Just one of the group’s programmers in Poland — making use of the title of Jan Zumbach, one of the squadron’s ace fighter pilots — explained he now is effective together with extra than 100 volunteers from Estonia, France, Germany, the United States and other nations around the world, damaged into groups devoted to software improvement, cyberdefense, social media and a “help desk” to get new messengers onboard.
Thousands and thousands of messages, some of which have confirmed pictures of the war or tallies of civilian fatalities, have been despatched in a lot less than two months to the Russian quantities, according to the programmer, who explained their databases includes tens of hundreds of thousands of cell phone quantities and e-mail addresses taken from hacked Russian databases. The team has raced to grow its infrastructure, escalating from 1 server previously this thirty day period to 16 servers now. Other mass-distribution functions are presently in the will work, he mentioned.
The undertaking is all-consuming, he mentioned, and he’s obtaining about three hrs of snooze a evening. But he stated he remembers how critical outdoors facts from Radio Absolutely free Europe was to his dad and mom for the duration of the 1980s, when they took aspect in the Solidarity labor movement that shook the Soviet Union. He hopes his work these days will have a comparable impact.
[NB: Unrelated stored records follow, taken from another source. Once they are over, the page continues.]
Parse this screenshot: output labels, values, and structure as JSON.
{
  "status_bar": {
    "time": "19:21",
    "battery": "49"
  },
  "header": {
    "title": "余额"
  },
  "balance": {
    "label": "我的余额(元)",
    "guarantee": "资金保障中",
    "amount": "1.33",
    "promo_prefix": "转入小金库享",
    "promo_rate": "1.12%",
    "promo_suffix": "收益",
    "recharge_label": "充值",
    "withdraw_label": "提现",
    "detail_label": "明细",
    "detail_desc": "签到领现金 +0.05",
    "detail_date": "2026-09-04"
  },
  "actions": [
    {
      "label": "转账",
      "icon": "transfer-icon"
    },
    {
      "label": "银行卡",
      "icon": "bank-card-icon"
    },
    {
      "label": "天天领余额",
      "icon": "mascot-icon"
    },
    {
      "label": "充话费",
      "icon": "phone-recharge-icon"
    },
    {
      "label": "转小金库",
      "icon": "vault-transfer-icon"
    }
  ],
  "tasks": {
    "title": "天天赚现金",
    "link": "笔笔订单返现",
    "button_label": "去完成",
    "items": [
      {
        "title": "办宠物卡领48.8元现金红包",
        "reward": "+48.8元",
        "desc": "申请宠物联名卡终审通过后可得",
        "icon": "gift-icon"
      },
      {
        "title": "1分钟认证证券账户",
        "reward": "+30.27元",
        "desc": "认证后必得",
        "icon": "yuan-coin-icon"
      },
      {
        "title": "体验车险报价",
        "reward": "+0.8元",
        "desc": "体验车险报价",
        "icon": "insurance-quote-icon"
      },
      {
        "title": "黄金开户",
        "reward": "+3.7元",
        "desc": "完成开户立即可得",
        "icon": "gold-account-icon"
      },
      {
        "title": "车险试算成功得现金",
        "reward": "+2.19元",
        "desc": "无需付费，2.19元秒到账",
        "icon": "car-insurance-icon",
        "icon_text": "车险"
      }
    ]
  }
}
“We do not expect prompt rewards or instant replies. It’s a system,” he reported. “Every solitary textual content concept sent to a person in Russia is a very small bridge concerning two people today.”
Dey Correa, a volunteer messenger in Panama, mentioned she has sent hundreds of messages to Russians with enable from the web-site, which includes 50 when she was at household breastfeeding her toddler son.
She shared screenshots with The Washington Post displaying dozens of messages and conversations, which include one in which a respondent said Russians have been shocked by the war but fearful to protest due to law enforcement crackdowns.
Correa doesn’t know if it will have any impression, and she has concerned about retaliation. But she stated she felt inspired to do some thing when she noticed photographs of a devastated maternity ward in Mariupol, Ukraine.
“When I observed the medical center, it became particular,” she explained. “I assume how horrible the nights are for those mothers — the chilly. Not all of them have the possibility to hold their toddlers, like I do.”
A different team has made a lookup motor, named Rusleaks.info, that aggregates additional than a dozen databases purported to function the personalized information and facts of Russian armed forces personnel, together with tens of hundreds of people’s names, addresses, phone numbers and passport details.
The information have not been absolutely confirmed and some of the records have been released by the Ukrainian federal government, elevating the hazards of false info.
But just one of the group’s customers, a software developer formerly in Kyiv, explained the info could be used to warn the Russian general public to what their government is performing or assist look into war crimes.
“I never know how quickly it will occur. I never know that it will happen at all. But I am accomplishing what I have been instruction for,” he stated. “We are fighting on way too several frontiers now. And this is clearly just one of them. … Whatever it will take to make our voice louder.”
Paul Sonne and Joseph Menn contributed to this report.